The HIV/Hep C Health Promotion Program is working with our Government Affairs team as part of a statewide consortium funded by the California HIV/AIDS Research Program to eradicate HIV, Hep C, and STDs. They were also instrumental in the creation of a strategic plan, “End Hep C LA.” The working group consists of HIV/Hep C Health Promotion staff, members of the Hepatitis C Task Force for Los Angeles County, HCV healthcare advocates, and representatives from the L.A. County Department of Public Health and academia. The HIV/Hep C Health Promotion Program will also reinstate the very successful Treatment Education CE trainings for healthcare providers which were conducted quarterly from 2008-2014.
In addition to those projects, the HIV/Hep C Health Promotion Program is continuing to change with the disease and our community with new programs for women and a client base that is ageing—70 percent of APLA Health’s clients are now over the age of 50. These initiatives will address stigma, isolation, life skills, and managing co-morbidities.
With all the changes that have occurred since the beginning of the HIV epidemic, APLA Health has been responsive by delivering to our community and providers the health information and interventions that they need to end HIV in our lifetime. The HIV/Hep C Health Promotion Program will continue to use knowledge as a weapon to stop the epidemic.
The missions of APLA Health and L.A. Care could be called “perfectly aligned” because both are committed to improving access to quality care that is also culturally competent and delivering a wide network of benefits to our patients and clients.
L.A. Care Health Plan was established in 1997 to be one of two providers of Medi-Cal for residents of Los Angeles County. Today they are the largest publicly-operated health plan in the country, serving more than 2 million members.
L.A. Care is committed to the promotion of accessible, high quality healthcare that:
- is accountable and responsive to the communities they serve
- is driven by continuous improvement and innovation
- reflects a commitment to cultural diversity and knowledge to serve members with respect
- empowers their members by providing healthcare choices and education and encourages their input as partners in improving their health
- demonstrates L.A. Care’s leadership by active engagement in community, statewide, and national collaborations and initiatives aimed at improving the lives of vulnerable low income communities
In addition, L.A. Care is committed to serving the LGBTQ community.

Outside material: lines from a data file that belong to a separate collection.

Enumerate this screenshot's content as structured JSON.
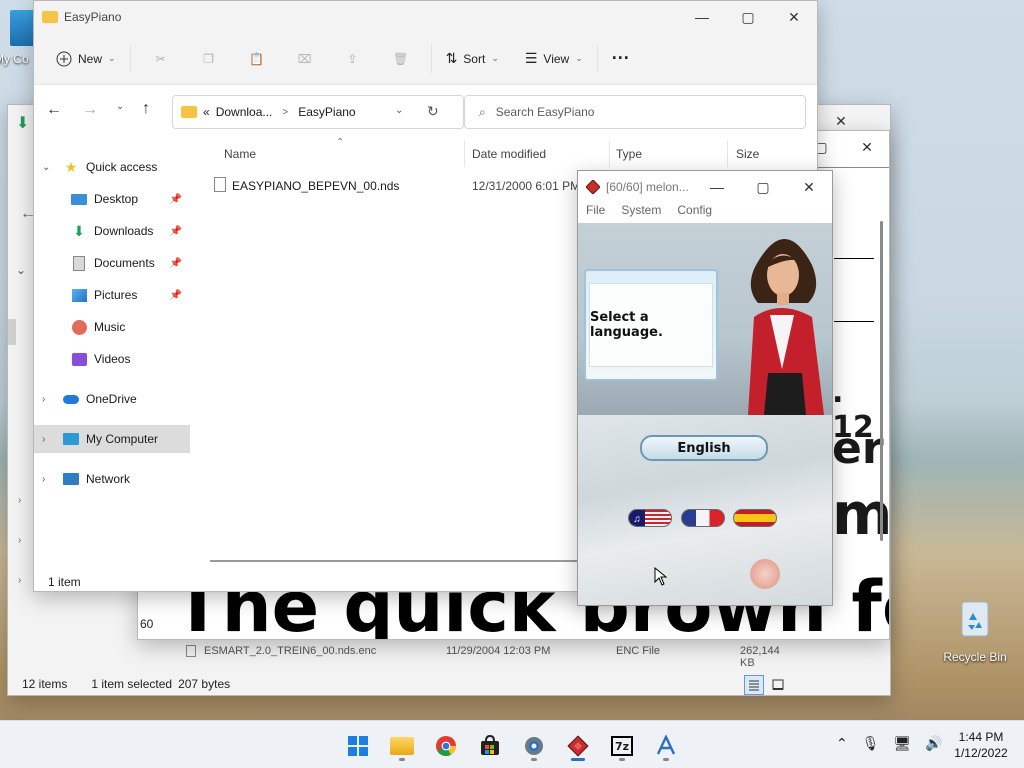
{
  "desktop": {
    "my_computer_label": "My Co",
    "recycle_bin_label": "Recycle Bin"
  },
  "back_window": {
    "status_items": "12 items",
    "status_selected": "1 item selected",
    "status_size": "207 bytes",
    "row": {
      "name": "ESMART_2.0_TREIN6_00.nds.enc",
      "date": "11/29/2004 12:03 PM",
      "type": "ENC File",
      "size": "262,144 KB"
    }
  },
  "font_preview": {
    "line1": ". 12",
    "line2": "er",
    "line3": "m",
    "line_main": "The quick brown fox",
    "size_label": "60"
  },
  "explorer": {
    "title": "EasyPiano",
    "toolbar": {
      "new_label": "New",
      "sort_label": "Sort",
      "view_label": "View"
    },
    "address": {
      "prefix": "«",
      "seg1": "Downloa...",
      "sep": ">",
      "seg2": "EasyPiano"
    },
    "search_placeholder": "Search EasyPiano",
    "sidebar": [
      {
        "label": "Quick access"
      },
      {
        "label": "Desktop"
      },
      {
        "label": "Downloads"
      },
      {
        "label": "Documents"
      },
      {
        "label": "Pictures"
      },
      {
        "label": "Music"
      },
      {
        "label": "Videos"
      },
      {
        "label": "OneDrive"
      },
      {
        "label": "My Computer"
      },
      {
        "label": "Network"
      }
    ],
    "columns": {
      "name": "Name",
      "date": "Date modified",
      "type": "Type",
      "size": "Size"
    },
    "files": [
      {
        "name": "EASYPIANO_BEPEVN_00.nds",
        "date": "12/31/2000 6:01 PM"
      }
    ],
    "status": "1 item"
  },
  "melon": {
    "title": "[60/60] melon...",
    "menu": [
      "File",
      "System",
      "Config"
    ],
    "prompt": "Select a language.",
    "english_button": "English",
    "flags": [
      "us-flag",
      "fr-flag",
      "es-flag"
    ]
  },
  "taskbar": {
    "apps": [
      "start",
      "file-explorer",
      "chrome",
      "store",
      "settings",
      "melonds",
      "7zip",
      "font-viewer"
    ],
    "time": "1:44 PM",
    "date": "1/12/2022"
  }
}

They have ongoing training of internal staff and external partners to promote LGBTQ cultural competency and best practices, and they collaborate with local primary care physicians (including APLA Health), provider groups, and health plans to streamline and clarify transgender benefits.
L.A. Care has launched a number of initiatives aimed at improving the health of their members and others in the community. In addition to the new provider incentive program at APLA Health, they have invested $20 million to support the L.A. County Housing for Health program; began programs to recruit new primary care physicians into the safety net in Los Angeles County; and established their TransHealth Program to serve hundreds of transgender individuals, helping them “navigate the system” and access surgical services.
L.A. Care prioritizes healthcare quality, access, and inclusion. Nothing will deter them from their mission of making quality care accessible to vulnerable populations—they are here for all of Los Angeles. APLA Health is proud to be a continued partner of L.A. Care!
We want to know your story.
APLA Health provides services to more than 14,000 people, and we want to know their stories. Have you been receiving services from APLA Health? Are you a new patient or client? Have you or a loved one been affected by HIV? Has a staff member gone above and beyond what you were expecting?
We want to know the full story. What are we are doing well? How we can serve you better?